Copy every line that holds the string "nick" from the data below.

─── Input data

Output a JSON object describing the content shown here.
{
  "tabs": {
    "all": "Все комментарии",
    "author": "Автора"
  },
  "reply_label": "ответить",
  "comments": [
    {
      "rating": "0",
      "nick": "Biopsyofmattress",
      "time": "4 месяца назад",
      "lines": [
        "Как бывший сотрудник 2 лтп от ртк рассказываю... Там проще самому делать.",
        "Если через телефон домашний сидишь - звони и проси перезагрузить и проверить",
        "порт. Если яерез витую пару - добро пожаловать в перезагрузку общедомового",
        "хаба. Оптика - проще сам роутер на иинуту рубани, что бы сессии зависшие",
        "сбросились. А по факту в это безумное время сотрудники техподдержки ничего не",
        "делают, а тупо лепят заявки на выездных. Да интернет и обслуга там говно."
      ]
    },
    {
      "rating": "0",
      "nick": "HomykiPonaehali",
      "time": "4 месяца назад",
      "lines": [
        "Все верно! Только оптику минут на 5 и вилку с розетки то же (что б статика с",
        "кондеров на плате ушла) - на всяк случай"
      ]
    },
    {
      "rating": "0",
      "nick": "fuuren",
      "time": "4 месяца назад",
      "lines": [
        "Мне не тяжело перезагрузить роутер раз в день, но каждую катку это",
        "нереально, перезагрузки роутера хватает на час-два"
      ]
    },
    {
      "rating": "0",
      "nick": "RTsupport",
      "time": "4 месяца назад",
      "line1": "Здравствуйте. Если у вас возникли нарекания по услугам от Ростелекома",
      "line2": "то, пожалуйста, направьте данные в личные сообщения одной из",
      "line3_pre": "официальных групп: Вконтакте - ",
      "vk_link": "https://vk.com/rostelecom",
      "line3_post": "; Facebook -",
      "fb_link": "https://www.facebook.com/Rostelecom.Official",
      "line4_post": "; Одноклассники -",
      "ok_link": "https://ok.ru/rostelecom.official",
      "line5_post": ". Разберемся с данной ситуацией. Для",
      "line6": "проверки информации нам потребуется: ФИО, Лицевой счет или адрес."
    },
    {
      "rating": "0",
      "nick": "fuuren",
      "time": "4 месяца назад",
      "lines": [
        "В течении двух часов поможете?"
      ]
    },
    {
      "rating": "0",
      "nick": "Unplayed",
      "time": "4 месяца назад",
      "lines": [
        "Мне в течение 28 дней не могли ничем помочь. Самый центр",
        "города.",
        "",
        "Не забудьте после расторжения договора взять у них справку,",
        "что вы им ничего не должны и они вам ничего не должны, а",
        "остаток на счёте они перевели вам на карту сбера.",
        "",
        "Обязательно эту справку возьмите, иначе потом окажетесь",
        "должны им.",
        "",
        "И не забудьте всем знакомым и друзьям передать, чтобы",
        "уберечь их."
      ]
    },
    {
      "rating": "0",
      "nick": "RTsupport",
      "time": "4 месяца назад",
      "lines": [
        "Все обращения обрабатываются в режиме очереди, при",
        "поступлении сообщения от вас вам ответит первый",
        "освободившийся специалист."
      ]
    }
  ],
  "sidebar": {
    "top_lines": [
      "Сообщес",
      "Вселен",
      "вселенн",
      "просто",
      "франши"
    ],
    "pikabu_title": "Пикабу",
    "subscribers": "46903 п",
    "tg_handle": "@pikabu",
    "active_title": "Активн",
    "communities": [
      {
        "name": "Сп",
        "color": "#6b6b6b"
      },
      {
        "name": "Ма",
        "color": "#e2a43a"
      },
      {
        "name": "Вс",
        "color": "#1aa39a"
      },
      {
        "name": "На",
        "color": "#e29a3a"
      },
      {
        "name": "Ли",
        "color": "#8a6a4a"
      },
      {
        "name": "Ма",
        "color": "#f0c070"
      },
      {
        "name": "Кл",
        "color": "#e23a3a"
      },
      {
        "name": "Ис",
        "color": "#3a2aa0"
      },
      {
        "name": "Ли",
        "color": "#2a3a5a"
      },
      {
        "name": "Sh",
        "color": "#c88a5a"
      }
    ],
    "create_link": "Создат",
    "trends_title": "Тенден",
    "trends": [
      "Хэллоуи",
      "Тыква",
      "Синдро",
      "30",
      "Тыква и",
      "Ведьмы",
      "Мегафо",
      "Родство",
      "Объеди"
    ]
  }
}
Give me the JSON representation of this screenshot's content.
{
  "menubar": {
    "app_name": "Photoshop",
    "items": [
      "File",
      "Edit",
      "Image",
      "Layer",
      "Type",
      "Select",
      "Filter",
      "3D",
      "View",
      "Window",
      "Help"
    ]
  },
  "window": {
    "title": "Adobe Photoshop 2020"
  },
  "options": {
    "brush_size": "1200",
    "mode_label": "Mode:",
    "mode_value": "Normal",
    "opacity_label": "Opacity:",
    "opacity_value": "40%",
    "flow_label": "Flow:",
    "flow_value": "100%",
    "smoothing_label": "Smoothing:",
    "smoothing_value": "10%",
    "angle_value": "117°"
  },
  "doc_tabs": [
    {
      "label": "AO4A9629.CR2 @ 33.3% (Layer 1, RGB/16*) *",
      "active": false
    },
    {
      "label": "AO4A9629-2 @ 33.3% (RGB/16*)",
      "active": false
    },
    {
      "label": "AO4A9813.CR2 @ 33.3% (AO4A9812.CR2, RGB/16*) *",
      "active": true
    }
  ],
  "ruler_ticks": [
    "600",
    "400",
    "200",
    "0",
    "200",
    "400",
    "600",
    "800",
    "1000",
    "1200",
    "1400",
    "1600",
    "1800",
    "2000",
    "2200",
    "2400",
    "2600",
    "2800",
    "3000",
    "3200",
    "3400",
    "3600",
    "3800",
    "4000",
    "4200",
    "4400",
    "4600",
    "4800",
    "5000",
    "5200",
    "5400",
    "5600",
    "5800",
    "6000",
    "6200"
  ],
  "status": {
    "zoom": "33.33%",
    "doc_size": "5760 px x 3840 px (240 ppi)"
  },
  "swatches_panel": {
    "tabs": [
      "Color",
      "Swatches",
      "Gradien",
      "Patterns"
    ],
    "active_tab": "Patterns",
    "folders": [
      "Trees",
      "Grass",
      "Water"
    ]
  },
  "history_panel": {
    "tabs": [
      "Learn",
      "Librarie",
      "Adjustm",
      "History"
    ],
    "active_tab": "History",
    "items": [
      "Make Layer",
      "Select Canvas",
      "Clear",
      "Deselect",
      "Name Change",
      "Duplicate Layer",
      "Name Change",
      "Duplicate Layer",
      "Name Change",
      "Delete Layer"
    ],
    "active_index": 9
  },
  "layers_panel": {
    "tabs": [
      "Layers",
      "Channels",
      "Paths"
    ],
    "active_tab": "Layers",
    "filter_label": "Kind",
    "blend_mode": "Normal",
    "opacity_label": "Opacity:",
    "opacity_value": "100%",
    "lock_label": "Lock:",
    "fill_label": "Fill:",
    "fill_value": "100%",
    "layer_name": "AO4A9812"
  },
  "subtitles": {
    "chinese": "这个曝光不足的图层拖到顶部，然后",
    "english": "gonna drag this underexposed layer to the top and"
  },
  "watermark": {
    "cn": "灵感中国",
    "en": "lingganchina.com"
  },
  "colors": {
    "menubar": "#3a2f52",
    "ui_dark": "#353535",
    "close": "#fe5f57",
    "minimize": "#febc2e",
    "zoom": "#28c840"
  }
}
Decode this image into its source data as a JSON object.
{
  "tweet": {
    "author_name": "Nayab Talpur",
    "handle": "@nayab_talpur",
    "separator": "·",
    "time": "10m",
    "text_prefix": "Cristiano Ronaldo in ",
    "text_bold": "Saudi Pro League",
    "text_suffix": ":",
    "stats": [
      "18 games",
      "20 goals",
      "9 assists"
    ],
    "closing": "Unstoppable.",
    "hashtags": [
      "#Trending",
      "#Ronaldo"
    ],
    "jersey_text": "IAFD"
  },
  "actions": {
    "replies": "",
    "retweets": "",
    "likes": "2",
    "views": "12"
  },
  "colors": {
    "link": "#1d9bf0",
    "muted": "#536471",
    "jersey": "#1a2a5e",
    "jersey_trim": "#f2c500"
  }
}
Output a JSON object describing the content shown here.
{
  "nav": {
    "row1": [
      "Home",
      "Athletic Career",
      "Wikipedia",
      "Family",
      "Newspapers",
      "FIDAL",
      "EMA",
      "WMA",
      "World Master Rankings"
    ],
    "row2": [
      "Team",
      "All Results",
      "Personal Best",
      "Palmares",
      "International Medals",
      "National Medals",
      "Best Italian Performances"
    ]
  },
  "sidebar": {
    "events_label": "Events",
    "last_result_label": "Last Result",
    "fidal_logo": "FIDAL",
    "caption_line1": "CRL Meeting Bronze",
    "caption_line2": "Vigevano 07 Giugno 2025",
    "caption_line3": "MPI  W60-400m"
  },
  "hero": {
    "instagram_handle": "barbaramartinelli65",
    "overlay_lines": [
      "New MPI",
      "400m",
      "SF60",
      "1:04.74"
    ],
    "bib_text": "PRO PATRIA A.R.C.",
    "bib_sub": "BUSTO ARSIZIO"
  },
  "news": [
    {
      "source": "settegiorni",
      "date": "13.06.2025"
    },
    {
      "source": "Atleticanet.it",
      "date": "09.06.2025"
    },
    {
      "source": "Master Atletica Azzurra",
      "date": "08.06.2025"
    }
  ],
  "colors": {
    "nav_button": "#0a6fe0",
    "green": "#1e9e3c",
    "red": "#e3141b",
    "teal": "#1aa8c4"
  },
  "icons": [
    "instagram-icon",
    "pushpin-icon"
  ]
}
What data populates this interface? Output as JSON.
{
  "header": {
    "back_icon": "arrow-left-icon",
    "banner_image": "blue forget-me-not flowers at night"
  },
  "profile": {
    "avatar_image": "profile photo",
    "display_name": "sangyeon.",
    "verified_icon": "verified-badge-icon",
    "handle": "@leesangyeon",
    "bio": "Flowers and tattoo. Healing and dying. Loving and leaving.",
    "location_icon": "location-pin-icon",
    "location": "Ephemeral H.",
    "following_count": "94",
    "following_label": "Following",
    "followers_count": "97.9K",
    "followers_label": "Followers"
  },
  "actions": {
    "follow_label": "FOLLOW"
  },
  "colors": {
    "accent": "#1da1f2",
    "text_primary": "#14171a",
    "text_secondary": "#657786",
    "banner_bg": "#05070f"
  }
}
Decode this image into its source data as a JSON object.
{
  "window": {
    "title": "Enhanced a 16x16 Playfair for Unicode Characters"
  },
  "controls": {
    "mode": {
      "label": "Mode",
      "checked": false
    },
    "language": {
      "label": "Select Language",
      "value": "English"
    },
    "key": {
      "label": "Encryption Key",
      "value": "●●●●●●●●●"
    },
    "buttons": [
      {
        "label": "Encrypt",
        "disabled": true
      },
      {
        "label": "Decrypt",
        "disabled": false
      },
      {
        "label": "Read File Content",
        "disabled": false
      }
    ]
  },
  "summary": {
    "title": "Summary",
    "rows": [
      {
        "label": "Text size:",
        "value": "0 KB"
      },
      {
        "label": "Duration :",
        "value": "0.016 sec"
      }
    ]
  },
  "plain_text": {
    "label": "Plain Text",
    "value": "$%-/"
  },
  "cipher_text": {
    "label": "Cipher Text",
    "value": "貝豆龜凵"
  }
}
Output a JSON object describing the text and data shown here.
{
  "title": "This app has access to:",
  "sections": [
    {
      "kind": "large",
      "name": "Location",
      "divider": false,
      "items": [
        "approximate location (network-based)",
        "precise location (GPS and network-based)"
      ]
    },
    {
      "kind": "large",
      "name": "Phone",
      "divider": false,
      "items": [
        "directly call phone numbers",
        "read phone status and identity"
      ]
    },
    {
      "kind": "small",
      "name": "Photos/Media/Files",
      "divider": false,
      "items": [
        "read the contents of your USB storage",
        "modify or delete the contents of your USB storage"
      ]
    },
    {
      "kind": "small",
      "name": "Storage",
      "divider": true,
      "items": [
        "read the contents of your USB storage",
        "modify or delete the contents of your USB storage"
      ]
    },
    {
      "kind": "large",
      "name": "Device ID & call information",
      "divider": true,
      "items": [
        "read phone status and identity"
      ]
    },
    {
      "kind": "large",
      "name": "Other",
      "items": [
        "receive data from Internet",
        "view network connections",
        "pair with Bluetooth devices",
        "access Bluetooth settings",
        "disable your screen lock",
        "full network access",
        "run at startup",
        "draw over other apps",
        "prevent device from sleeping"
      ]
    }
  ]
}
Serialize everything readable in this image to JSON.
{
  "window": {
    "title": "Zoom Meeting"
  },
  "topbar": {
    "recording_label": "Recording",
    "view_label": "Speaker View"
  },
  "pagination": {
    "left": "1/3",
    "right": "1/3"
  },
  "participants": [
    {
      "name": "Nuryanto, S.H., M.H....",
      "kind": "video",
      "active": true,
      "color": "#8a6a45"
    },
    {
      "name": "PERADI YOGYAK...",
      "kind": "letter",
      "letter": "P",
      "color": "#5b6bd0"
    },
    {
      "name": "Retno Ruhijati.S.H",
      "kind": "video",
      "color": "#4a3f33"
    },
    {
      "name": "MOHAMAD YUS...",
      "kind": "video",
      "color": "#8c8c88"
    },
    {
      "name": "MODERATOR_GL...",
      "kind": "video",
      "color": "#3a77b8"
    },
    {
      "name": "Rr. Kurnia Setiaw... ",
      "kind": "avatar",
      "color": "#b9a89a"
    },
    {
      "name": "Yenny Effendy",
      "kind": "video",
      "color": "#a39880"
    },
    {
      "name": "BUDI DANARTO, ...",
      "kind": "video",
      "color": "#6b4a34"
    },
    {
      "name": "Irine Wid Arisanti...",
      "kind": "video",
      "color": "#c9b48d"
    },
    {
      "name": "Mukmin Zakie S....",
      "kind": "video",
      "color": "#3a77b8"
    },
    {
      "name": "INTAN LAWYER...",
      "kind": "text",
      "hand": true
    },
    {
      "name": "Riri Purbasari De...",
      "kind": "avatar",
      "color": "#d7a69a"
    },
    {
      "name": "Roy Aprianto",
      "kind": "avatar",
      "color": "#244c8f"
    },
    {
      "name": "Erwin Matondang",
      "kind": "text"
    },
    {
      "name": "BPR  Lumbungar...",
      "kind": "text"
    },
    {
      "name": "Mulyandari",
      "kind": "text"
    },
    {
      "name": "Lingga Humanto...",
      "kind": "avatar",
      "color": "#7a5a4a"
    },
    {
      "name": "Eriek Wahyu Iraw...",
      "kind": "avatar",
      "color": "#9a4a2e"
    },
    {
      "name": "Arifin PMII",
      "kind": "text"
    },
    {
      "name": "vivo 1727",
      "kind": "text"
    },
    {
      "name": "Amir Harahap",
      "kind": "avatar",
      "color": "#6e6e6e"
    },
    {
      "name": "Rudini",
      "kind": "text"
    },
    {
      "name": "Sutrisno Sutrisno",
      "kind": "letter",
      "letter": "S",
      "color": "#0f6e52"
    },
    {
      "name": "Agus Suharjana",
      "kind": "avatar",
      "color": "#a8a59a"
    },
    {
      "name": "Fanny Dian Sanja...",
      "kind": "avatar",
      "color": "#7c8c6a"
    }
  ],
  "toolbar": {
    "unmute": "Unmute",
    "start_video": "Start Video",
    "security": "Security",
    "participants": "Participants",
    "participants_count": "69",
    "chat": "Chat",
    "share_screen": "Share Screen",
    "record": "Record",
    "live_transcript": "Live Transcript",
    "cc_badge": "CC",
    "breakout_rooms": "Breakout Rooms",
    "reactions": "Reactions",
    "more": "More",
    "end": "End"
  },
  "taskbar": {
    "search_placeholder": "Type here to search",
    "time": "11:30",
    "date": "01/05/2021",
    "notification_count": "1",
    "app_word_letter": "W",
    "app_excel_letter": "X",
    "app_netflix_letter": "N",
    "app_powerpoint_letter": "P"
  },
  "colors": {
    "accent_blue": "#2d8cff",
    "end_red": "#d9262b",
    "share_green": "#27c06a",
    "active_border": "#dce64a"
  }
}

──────

> **Written answer**
      "nick": "Biopsyofmattress",
      "nick": "HomykiPonaehali",
      "nick": "fuuren",
      "nick": "RTsupport",
      "nick": "fuuren",
      "nick": "Unplayed",
      "nick": "RTsupport",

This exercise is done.